How to (Not) Make a Splash

Rant about splash pages and the how they can be done so extremely poorly.

A word of warning. This is not a developers’ post, a guide, or a thought experiment. This is a bona fide rant. Sometimes we just need to vent.

A couple of weeks ago, I checked one of our (inactive) client’s Google Analytics accounts I still had access to. What I saw in the acquisition report was this:

See how direct traffic gobbles up a great big share of organic traffic in late October?

As my fingers tingled with the anticipation of yet another web analytics mystery (the fuel that keeps my engines going), I was overcome with a feeling of dread. I knew for a fact that there had been a site redesign at the time (which is part of the reason I checked the account), and I had originally had some concerns with the technical implementation.

Anyway, when one metric falls and another rises with an observable correlation, there’s usually something very wrong with site tracking. On top of that, if the fluctuation involves direct traffic, the problem is usually related to referral data being overwritten for some reason.

When I went to take a look at their site, the problem became too apparent. A splash page was present. And, to make matters worse, some shoddy JavaScript reared its ugly head.

The problem with the splash

A splash page is a screen that the visitor sees prior to entering the website. It’s been a pain for SEO and usability for a long time (see e.g. this splash page rant from 2010, or this more recent one). It introduces an unnecessary step into the conversion path, it usually caters to the wrong crowd for all the wrong reasons, and if there’s any kind of variable visibility involved (like checking for cookies or language settings), the JavaScript redirection might just be done in the wrong way.

I know this rant is about the splash page, but I just can’t help myself. Why is JavaScript a free-for-all programming ride, where there really are no consequences for shoddy workmanship? What’s wrong with quality assurance even with major companies, where the code that gets published is riddled with performance problems, security issues, and over-complicated syntax? Global variables are being overwritten with abandon, errors are not caught and handled, references are outdated, and pushing all this crap into a library just makes the issue exponentially worse when the library is pushed to public repositories.

In the case of the client’s account, the splash page was used as a country / language selector. Now, I consider that to be a moderately acceptable reason for hijacking the visit, but I’m willing to bet there’s a better way to do it. Instead of imposing a selection screen, which in itself is a turn-off for anyone who just wants to get to the site, why not do an IP redirection based on geolocation, with a visible but unobtrusive way of indicating why the visitor was transported to the version they’re seeing? Maybe a small banner at the top of the page, which can be closed with a click. Of course, the banner should also have a quick link menu, with which the visitor can go to the correct version, if they were redirected wrong.

So what was wrong with the example?

Why yes, I sidetracked a little. The problem was that upon entering the main page of the global site, a JavaScript function checked whether or not the user had a country cookie in their browser. This cookie is downloaded once the user chooses a country from the country selector, or visits a local site directly. If the cookie is not in place, they are redirected (with JavaScript again) to the splash page.

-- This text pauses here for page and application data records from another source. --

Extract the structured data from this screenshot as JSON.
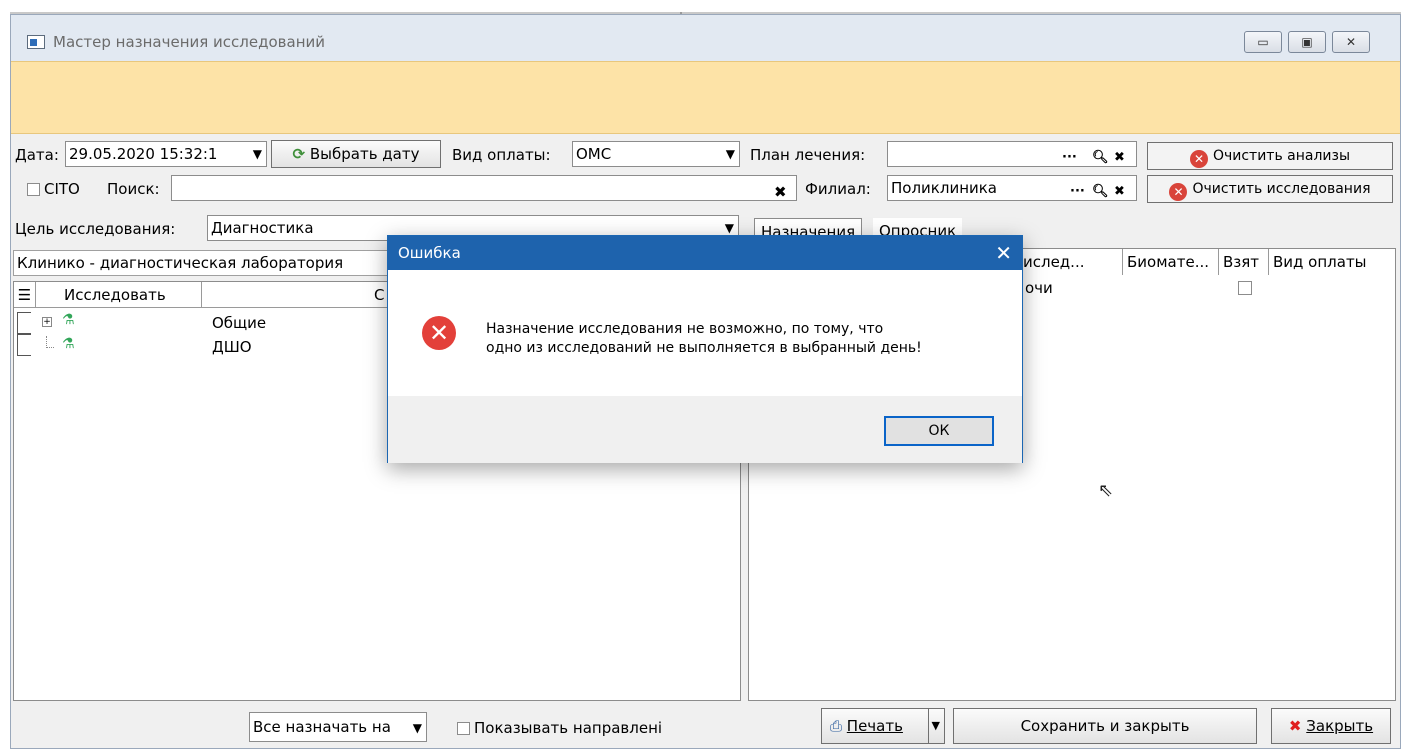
{
  "window": {
    "title": "Мастер назначения исследований"
  },
  "toolbar": {
    "date_label": "Дата:",
    "date_value": "29.05.2020 15:32:1",
    "choose_date_label": "Выбрать дату",
    "payment_label": "Вид оплаты:",
    "payment_value": "ОМС",
    "plan_label": "План лечения:",
    "plan_value": "",
    "clear_analyses_label": "Очистить анализы",
    "cito_label": "CITO",
    "search_label": "Поиск:",
    "search_value": "",
    "branch_label": "Филиал:",
    "branch_value": "Поликлиника",
    "clear_studies_label": "Очистить исследования",
    "purpose_label": "Цель исследования:",
    "purpose_value": "Диагностика",
    "lab_value": "Клинико - диагностическая лаборатория"
  },
  "left_panel": {
    "columns": [
      "Исследовать",
      "С"
    ],
    "rows": [
      {
        "name": "Общие"
      },
      {
        "name": "ДШО"
      }
    ]
  },
  "right_panel": {
    "tabs": [
      "Назначения",
      "Опросник"
    ],
    "columns": [
      "ислед...",
      "Биомате...",
      "Взят",
      "Вид оплаты"
    ],
    "rows": [
      {
        "study": "очи",
        "taken": false
      }
    ]
  },
  "footer": {
    "assign_all_label": "Все назначать на",
    "show_referrals_label": "Показывать направлені",
    "print_label": "Печать",
    "save_close_label": "Сохранить и закрыть",
    "close_label": "Закрыть"
  },
  "dialog": {
    "title": "Ошибка",
    "message_line1": "Назначение исследования не возможно, по тому, что",
    "message_line2": "одно из исследований не выполняется в выбранный день!",
    "ok_label": "ОК"
  }
}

That’s right. A JavaScript redirection. Anyone with even the slightest knowledge of SEO and web analytics best practices is now permitted to shudder. Here’s the kicker:

If you do a JavaScript redirection before GA has a time to write the visit cookie, you lose the original referral information.

You see, because the GA tracking code doesn’t have time to load before the redirection is fired, the referral information is not written to the session cookie. This means that the first time the referral information is recorded is after the redirection, when the user enters the splash page (if it has tracking enabled). Because the original referral information is lost, the session is recorded as originating from direct traffic. Direct traffic is notorious for being the dumping ground for all sorts of undefined traffic sources. In essence, a JavaScript redirection which does not include the referral information throws away a key ingredient of understanding how your traffic channels perform.

How to avoid the problem

If you want the redirection, your best bet is to let Google write the session cookie on the front page before the redirection. Note! If the redirection is to another domain, you will need to implement cross-domain decoration for the redirect URL!

The best solution, by far, is to redesign your site structure so that a splash page is not needed. Here are some ideas:

  1. IP redirection based on geolocation. Just remember to help those out who are redirected wrongly, or you’ll have an even bigger problem on your hands
  2. Integrate the country selector into the flow of your main site without a splash page
  3. Optimize your country sites so that people find them without having to go through your global site